In 2004, new magazine launches broke the 1,000 barrier for the first time
in six years with 1,065 new publications birthed. Media bankers are bullish
on 2005’s outlook for M&A activity, particularly in the b-to-b sector, noting
that revenue and profit growth are finally in line with investor expectations.
So if you’ve been itching to launch a magazine now may be a good time to
take that cocktail napkin out and turn those scribbles into a proper business plan.
And what’s a business plan without capital? There are a range of options
here, from self-funded to angel investors to institutional money, but if
you want to stay relatively independent, angel capital might be the way to
"I didn’t even think of going the venture capital or publishing house
route because I wanted to do this as an independent venture which means
seeking out private equity," says Carol Decker, founder and CEO of Western
Interiors and Design, who raised more than $10 million solely from angel
investors. Yet seeking capital from this group is not as informal as many
believe. If approached in a manner similar to the expectations of
institutional investors, an entrepreneur may find that, at the very least,
they’ll have a seat in front of a desk, if not a formal offer.
Who’s a Likely Angel Investor
Defined loosely, angels can include friends and family, but more often than
not they’ll be wealthy individuals. According to Jordan, Edmiston Group, Inc.
managing director Scott Peters, angels investing in the magazine business do
so out of a personal passion for the medium itself or for the topic a magazine
covers. "There’s an affinity element that is key."
Given that magazines typically need a substantial amount of capital to get
off the ground;anywhere from $3 million-$20 million, though many have done

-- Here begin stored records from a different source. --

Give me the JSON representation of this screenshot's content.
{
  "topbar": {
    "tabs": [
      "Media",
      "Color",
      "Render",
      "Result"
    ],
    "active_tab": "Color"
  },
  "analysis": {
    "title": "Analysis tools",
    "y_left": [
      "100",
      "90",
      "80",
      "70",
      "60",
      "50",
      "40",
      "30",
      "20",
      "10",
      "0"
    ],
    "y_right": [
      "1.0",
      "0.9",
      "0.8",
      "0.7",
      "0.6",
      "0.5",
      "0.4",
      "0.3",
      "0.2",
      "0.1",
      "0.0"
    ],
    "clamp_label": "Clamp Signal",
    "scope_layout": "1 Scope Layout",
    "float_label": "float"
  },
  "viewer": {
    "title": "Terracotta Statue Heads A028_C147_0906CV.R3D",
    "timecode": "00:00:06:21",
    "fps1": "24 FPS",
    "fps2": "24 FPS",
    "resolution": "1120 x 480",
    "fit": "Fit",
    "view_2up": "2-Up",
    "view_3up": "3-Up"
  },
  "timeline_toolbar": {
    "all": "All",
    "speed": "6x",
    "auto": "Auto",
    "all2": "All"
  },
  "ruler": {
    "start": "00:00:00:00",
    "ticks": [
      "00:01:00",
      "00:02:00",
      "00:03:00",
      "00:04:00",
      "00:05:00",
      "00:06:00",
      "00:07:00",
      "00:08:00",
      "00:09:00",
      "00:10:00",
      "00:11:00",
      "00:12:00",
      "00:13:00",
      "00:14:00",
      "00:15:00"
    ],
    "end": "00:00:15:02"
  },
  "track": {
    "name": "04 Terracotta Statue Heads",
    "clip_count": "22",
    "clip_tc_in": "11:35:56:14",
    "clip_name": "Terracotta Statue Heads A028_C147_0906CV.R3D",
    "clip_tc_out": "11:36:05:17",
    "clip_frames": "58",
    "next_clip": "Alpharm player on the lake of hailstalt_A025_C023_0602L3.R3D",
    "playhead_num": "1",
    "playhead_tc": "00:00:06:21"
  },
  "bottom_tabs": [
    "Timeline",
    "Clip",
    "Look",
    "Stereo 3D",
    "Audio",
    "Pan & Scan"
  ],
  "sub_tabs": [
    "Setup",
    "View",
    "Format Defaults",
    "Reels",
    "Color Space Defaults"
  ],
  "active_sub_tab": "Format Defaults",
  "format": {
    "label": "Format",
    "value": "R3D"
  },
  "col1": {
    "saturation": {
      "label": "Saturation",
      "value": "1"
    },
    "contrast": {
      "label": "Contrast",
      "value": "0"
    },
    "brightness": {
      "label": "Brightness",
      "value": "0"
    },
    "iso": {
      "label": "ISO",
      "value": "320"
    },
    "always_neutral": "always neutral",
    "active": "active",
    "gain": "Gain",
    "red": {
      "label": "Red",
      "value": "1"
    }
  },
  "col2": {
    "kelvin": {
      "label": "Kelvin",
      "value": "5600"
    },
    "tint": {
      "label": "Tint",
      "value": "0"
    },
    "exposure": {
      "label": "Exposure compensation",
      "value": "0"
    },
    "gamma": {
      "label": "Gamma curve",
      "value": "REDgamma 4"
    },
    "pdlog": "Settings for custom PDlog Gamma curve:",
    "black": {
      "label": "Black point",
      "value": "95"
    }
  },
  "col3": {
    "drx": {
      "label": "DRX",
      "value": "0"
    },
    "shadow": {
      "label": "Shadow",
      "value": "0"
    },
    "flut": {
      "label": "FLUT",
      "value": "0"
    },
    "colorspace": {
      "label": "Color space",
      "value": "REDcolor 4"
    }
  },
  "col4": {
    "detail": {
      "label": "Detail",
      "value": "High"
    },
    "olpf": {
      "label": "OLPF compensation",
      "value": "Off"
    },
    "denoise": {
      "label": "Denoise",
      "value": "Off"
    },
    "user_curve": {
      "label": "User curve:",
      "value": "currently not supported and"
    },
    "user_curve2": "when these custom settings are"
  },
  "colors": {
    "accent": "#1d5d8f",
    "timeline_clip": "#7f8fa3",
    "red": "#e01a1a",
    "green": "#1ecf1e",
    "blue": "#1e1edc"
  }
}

it for much less;entrepreneurs will only get so far with friends and
family. The bigger chunks will come from successful business people. "You
end up having to go after very sophisticated, high net worth individuals
who will require the same level of due diligence as a venture capitalist
would," says Peters.
"They are extremely successful, savvy business people," says Decker.
"Believe me, the due diligence was conducted properly. They know the hard
work it takes to start a company."
Be Buttoned Up
Magazine entrepreneurs inevitably need a business plan and shouldn’t
expect to pitch an angel investor without one. "The investor needs to know
the entrepreneur has thought through all this stuff," says Peters. Key
components of the business plan should cover market research, competitive
analysis, and a detailed financial plan that outlines how much money needs
to be raised, how it will be spent and how the magazine will make its
benchmarks. Care should be taken to confirm the full amount needed to be
raised. "There are so many magazines that are funded up to the first $1
million-$3 million that they don’t have a strategy on where to go next,"
Development projections should also include how much any investment will
be worth over a specific period of time. This will be key in determining
an exit strategy.
Have an Exit Plan
"You need to have an exit," says Peters. "How do the investors get the money back?
Unless you’re able to show them this you’ll never get a dime." Decker hired an
attorney who drew up the proper legal documents that outlined the
structure of the official offer. All of her deals were struck with the
same structure in place. "They bought into a five-year or more plan," she
says. "We could flip the product now, but we don’t want to do that. It
goes back to ROI." The 200,000 circulation Western Interiors launched in
Typically, entrepreneurs should figure out what the business might be
worth when it starts to make money;usually five to seven years out. A
standard multiple is 10-times EBIDTA, so if a magazine is making $2
million in year five it might be worth approximately $20 million. Armed
with this information;and the amount the entrepreneur has determined needs
to be raised;an investor can be invited to contribute X amount with a
certain return percentage.
What Investors Want To Know
they should invest and what their return might be.
1. How much money does the company
need to reach cash flow break-even?
2. How long will it take to break
3. How much money do I need to
invest and how? Lump sum or staggered?
4. What is the valuation of the
5. What is the exit strategy?
6. What is the exit value?
7. What is the risk?